Written by California Science Teachers Association

California Science Teachers Association

CSTA represents science educators statewide—in every science discipline at every grade level, Kindergarten through University.

Submit Your NGSS Lessons and Units Today!

Posted: Friday, January 13th, 2017

Achieve has launched and is facilitating an EQuIP Peer Review Panel for Science–a group of expert reviewers who will evaluate the quality and alignment of lessons and units to the standards–in an effort to identify and shine a spotlight on emerging high-quality lesson and unit plans designed for the NGSS.

If you or your state, district, school, or organization has designed NGSS-aligned instructional materials, please consider submitting these in order to help provide educators across the country with various models and templates of high-quality lesson and unit plans. Learn More…

Written by California Science Teachers Association

California Science Teachers Association

CSTA represents science educators statewide—in every science discipline at every grade level, Kindergarten through University.

Opportunity for High School Students – Los Angeles County

Posted: Friday, January 13th, 2017

An upcoming Perry Outreach Program on Saturday, April 22, 2017 at the Orthopaedic Institute for Children in Los Angeles, CA. The Perry Outreach Program is a free, one-day, hands-on experience for high school and college-aged women who are interested in pursuing careers in medicine and engineering. Students will hear from women leaders in these fields and try it for themselves by performing mock orthopaedic surgeries and biomechanics experiments. Learn More…

Written by California Science Teachers Association

California Science Teachers Association

CSTA represents science educators statewide—in every science discipline at every grade level, Kindergarten through University.

Science Education Policy Update

Posted: Friday, January 13th, 2017

by Jessica Sawko

January 2017 has proven to be a very busy month for science education policy and CA NGSS implementation activities. CSTA has been and will be there every step of the way, seeking and enacting all options to support high-quality science education and the successful implementation of CA NGSS.

California Department of Education/U.S. Department of Education Science Double-Testing Waiver Hearing

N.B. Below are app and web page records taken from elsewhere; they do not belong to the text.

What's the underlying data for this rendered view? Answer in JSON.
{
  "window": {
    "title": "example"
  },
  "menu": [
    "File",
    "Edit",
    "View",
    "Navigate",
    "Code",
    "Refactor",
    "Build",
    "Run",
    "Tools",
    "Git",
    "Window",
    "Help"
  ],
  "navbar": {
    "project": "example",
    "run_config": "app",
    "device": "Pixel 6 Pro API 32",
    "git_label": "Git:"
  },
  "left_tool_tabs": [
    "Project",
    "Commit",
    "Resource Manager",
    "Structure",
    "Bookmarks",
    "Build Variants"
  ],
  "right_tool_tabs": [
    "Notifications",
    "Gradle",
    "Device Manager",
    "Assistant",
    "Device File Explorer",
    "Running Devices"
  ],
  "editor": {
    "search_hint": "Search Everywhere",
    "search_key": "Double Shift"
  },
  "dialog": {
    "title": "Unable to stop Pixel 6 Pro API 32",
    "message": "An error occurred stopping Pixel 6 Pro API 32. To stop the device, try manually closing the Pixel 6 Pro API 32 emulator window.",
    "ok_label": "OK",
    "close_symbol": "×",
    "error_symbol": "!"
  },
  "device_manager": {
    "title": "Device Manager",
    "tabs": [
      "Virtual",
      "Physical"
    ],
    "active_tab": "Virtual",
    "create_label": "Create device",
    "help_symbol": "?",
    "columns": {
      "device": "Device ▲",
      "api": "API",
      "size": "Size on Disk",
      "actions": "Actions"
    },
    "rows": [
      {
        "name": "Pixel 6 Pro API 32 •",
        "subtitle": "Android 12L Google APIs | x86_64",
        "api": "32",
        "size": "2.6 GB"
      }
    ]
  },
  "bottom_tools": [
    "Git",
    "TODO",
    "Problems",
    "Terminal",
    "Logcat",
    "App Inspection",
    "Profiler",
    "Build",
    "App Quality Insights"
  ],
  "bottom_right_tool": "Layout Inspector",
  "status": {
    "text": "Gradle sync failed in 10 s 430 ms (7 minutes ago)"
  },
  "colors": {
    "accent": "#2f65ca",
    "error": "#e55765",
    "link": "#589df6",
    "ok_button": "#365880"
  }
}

The year started with California Department of Education’s (CDE) hearing with the U.S. Department of Education conducted via WebEx on January 6, 2017. This hearing was the final step in California’s efforts to secure a waiver from the federal government in order to discontinue administration of the old CST and suspension of the reporting of student test scores on a science assessment for two years. As reported by EdSource, the U.S. Department of Education representative, Ann Whalen, a senior adviser to U.S. Secretary John King Jr., committed to making her final ruling “very shortly.” Deputy Superintendent Keric Ashley presented on behalf of CDE during the hearing and did an excellent job describing the broad-based support for this waiver in California, the rationale for the waiver, and California’s commitment to the successful implementation of a new high-quality science assessment. As previously reported, California is moving forward with its plans to administer a census pilot assessments this spring. The testing window is set to open on March 20, 2017. For more information visit New CA Science Test: What You Should Know.

Learn More…

Written by California Science Teachers Association

California Science Teachers Association

CSTA represents science educators statewide—in every science discipline at every grade level, Kindergarten through University.